DATASET RECORDS —

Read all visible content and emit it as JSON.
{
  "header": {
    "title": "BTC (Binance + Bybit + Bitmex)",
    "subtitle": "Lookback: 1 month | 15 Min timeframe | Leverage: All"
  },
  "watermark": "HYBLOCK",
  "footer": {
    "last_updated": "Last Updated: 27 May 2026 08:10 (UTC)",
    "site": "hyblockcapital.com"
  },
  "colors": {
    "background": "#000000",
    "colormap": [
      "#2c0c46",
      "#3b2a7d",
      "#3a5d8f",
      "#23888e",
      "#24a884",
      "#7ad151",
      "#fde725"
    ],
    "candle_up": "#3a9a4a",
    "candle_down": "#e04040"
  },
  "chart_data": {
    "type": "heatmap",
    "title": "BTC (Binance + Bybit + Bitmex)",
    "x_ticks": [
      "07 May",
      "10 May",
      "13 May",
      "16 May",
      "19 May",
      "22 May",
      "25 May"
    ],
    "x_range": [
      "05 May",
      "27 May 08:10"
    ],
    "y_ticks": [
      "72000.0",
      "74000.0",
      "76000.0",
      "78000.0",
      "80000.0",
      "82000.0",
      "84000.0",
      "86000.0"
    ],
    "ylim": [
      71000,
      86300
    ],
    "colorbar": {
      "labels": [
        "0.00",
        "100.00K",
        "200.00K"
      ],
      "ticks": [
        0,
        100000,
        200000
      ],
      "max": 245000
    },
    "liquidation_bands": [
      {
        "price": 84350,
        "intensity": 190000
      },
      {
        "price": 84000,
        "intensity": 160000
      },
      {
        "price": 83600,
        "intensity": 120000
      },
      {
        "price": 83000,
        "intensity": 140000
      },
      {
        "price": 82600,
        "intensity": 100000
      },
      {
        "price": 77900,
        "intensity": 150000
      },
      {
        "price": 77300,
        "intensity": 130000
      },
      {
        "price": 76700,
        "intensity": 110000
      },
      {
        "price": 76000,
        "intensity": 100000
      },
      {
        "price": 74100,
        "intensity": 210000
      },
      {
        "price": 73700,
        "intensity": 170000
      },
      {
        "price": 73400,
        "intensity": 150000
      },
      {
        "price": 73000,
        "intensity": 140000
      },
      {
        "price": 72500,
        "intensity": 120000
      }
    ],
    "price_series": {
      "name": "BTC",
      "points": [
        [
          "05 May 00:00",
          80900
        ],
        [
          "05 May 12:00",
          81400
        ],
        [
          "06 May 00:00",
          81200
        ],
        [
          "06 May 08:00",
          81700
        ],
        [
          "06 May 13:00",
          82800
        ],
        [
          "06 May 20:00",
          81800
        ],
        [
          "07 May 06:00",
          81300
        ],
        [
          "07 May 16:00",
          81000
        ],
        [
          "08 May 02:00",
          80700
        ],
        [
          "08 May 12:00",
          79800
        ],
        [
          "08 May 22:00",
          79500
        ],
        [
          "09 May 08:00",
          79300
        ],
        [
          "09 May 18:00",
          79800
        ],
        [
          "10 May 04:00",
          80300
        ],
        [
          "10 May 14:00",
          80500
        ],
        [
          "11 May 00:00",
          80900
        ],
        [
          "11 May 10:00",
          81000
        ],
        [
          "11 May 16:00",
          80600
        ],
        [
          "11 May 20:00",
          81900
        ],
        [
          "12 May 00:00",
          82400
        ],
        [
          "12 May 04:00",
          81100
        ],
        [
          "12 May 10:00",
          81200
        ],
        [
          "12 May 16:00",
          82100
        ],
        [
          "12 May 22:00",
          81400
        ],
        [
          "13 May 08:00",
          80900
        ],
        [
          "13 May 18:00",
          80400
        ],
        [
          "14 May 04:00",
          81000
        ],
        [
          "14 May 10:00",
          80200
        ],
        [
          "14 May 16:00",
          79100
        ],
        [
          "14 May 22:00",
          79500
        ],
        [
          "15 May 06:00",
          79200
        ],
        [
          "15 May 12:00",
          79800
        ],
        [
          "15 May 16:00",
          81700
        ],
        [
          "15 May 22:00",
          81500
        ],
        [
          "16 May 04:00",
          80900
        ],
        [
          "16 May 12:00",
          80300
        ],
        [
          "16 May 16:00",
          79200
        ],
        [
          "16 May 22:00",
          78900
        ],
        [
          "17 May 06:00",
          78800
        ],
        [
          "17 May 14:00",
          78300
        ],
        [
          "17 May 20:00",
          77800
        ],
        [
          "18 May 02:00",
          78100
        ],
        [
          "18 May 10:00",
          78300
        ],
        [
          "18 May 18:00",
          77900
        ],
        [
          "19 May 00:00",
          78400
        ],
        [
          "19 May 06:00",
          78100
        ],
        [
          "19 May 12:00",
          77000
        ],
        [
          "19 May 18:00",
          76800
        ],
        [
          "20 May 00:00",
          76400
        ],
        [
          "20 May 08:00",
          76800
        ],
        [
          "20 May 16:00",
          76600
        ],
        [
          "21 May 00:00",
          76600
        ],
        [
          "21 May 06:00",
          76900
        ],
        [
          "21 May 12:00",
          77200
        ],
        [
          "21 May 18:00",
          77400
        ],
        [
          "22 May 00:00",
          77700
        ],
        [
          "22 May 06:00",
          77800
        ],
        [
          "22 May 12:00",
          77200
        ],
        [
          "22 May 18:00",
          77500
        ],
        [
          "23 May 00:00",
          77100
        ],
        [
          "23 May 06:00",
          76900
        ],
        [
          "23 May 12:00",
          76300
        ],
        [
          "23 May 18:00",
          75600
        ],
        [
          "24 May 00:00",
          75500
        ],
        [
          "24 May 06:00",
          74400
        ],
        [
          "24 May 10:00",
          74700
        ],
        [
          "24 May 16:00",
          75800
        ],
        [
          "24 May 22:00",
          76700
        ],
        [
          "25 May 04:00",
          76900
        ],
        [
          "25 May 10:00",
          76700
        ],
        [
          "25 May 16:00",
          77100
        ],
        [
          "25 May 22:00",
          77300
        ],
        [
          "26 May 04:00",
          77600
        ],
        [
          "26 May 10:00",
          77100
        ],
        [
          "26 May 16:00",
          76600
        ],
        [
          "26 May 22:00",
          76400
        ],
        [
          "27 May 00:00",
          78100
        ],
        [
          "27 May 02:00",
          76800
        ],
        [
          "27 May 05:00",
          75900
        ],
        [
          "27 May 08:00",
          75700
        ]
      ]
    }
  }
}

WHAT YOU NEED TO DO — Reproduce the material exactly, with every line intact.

RESULT OF THIS EXERCISE —
Read all visible content and emit it as JSON.
{
  "header": {
    "title": "BTC (Binance + Bybit + Bitmex)",
    "subtitle": "Lookback: 1 month | 15 Min timeframe | Leverage: All"
  },
  "watermark": "HYBLOCK",
  "footer": {
    "last_updated": "Last Updated: 27 May 2026 08:10 (UTC)",
    "site": "hyblockcapital.com"
  },
  "colors": {
    "background": "#000000",
    "colormap": [
      "#2c0c46",
      "#3b2a7d",
      "#3a5d8f",
      "#23888e",
      "#24a884",
      "#7ad151",
      "#fde725"
    ],
    "candle_up": "#3a9a4a",
    "candle_down": "#e04040"
  },
  "chart_data": {
    "type": "heatmap",
    "title": "BTC (Binance + Bybit + Bitmex)",
    "x_ticks": [
      "07 May",
      "10 May",
      "13 May",
      "16 May",
      "19 May",
      "22 May",
      "25 May"
    ],
    "x_range": [
      "05 May",
      "27 May 08:10"
    ],
    "y_ticks": [
      "72000.0",
      "74000.0",
      "76000.0",
      "78000.0",
      "80000.0",
      "82000.0",
      "84000.0",
      "86000.0"
    ],
    "ylim": [
      71000,
      86300
    ],
    "colorbar": {
      "labels": [
        "0.00",
        "100.00K",
        "200.00K"
      ],
      "ticks": [
        0,
        100000,
        200000
      ],
      "max": 245000
    },
    "liquidation_bands": [
      {
        "price": 84350,
        "intensity": 190000
      },
      {
        "price": 84000,
        "intensity": 160000
      },
      {
        "price": 83600,
        "intensity": 120000
      },
      {
        "price": 83000,
        "intensity": 140000
      },
      {
        "price": 82600,
        "intensity": 100000
      },
      {
        "price": 77900,
        "intensity": 150000
      },
      {
        "price": 77300,
        "intensity": 130000
      },
      {
        "price": 76700,
        "intensity": 110000
      },
      {
        "price": 76000,
        "intensity": 100000
      },
      {
        "price": 74100,
        "intensity": 210000
      },
      {
        "price": 73700,
        "intensity": 170000
      },
      {
        "price": 73400,
        "intensity": 150000
      },
      {
        "price": 73000,
        "intensity": 140000
      },
      {
        "price": 72500,
        "intensity": 120000
      }
    ],
    "price_series": {
      "name": "BTC",
      "points": [
        [
          "05 May 00:00",
          80900
        ],
        [
          "05 May 12:00",
          81400
        ],
        [
          "06 May 00:00",
          81200
        ],
        [
          "06 May 08:00",
          81700
        ],
        [
          "06 May 13:00",
          82800
        ],
        [
          "06 May 20:00",
          81800
        ],
        [
          "07 May 06:00",
          81300
        ],
        [
          "07 May 16:00",
          81000
        ],
        [
          "08 May 02:00",
          80700
        ],
        [
          "08 May 12:00",
          79800
        ],
        [
          "08 May 22:00",
          79500
        ],
        [
          "09 May 08:00",
          79300
        ],
        [
          "09 May 18:00",
          79800
        ],
        [
          "10 May 04:00",
          80300
        ],
        [
          "10 May 14:00",
          80500
        ],
        [
          "11 May 00:00",
          80900
        ],
        [
          "11 May 10:00",
          81000
        ],
        [
          "11 May 16:00",
          80600
        ],
        [
          "11 May 20:00",
          81900
        ],
        [
          "12 May 00:00",
          82400
        ],
        [
          "12 May 04:00",
          81100
        ],
        [
          "12 May 10:00",
          81200
        ],
        [
          "12 May 16:00",
          82100
        ],
        [
          "12 May 22:00",
          81400
        ],
        [
          "13 May 08:00",
          80900
        ],
        [
          "13 May 18:00",
          80400
        ],
        [
          "14 May 04:00",
          81000
        ],
        [
          "14 May 10:00",
          80200
        ],
        [
          "14 May 16:00",
          79100
        ],
        [
          "14 May 22:00",
          79500
        ],
        [
          "15 May 06:00",
          79200
        ],
        [
          "15 May 12:00",
          79800
        ],
        [
          "15 May 16:00",
          81700
        ],
        [
          "15 May 22:00",
          81500
        ],
        [
          "16 May 04:00",
          80900
        ],
        [
          "16 May 12:00",
          80300
        ],
        [
          "16 May 16:00",
          79200
        ],
        [
          "16 May 22:00",
          78900
        ],
        [
          "17 May 06:00",
          78800
        ],
        [
          "17 May 14:00",
          78300
        ],
        [
          "17 May 20:00",
          77800
        ],
        [
          "18 May 02:00",
          78100
        ],
        [
          "18 May 10:00",
          78300
        ],
        [
          "18 May 18:00",
          77900
        ],
        [
          "19 May 00:00",
          78400
        ],
        [
          "19 May 06:00",
          78100
        ],
        [
          "19 May 12:00",
          77000
        ],
        [
          "19 May 18:00",
          76800
        ],
        [
          "20 May 00:00",
          76400
        ],
        [
          "20 May 08:00",
          76800
        ],
        [
          "20 May 16:00",
          76600
        ],
        [
          "21 May 00:00",
          76600
        ],
        [
          "21 May 06:00",
          76900
        ],
        [
          "21 May 12:00",
          77200
        ],
        [
          "21 May 18:00",
          77400
        ],
        [
          "22 May 00:00",
          77700
        ],
        [
          "22 May 06:00",
          77800
        ],
        [
          "22 May 12:00",
          77200
        ],
        [
          "22 May 18:00",
          77500
        ],
        [
          "23 May 00:00",
          77100
        ],
        [
          "23 May 06:00",
          76900
        ],
        [
          "23 May 12:00",
          76300
        ],
        [
          "23 May 18:00",
          75600
        ],
        [
          "24 May 00:00",
          75500
        ],
        [
          "24 May 06:00",
          74400
        ],
        [
          "24 May 10:00",
          74700
        ],
        [
          "24 May 16:00",
          75800
        ],
        [
          "24 May 22:00",
          76700
        ],
        [
          "25 May 04:00",
          76900
        ],
        [
          "25 May 10:00",
          76700
        ],
        [
          "25 May 16:00",
          77100
        ],
        [
          "25 May 22:00",
          77300
        ],
        [
          "26 May 04:00",
          77600
        ],
        [
          "26 May 10:00",
          77100
        ],
        [
          "26 May 16:00",
          76600
        ],
        [
          "26 May 22:00",
          76400
        ],
        [
          "27 May 00:00",
          78100
        ],
        [
          "27 May 02:00",
          76800
        ],
        [
          "27 May 05:00",
          75900
        ],
        [
          "27 May 08:00",
          75700
        ]
      ]
    }
  }
}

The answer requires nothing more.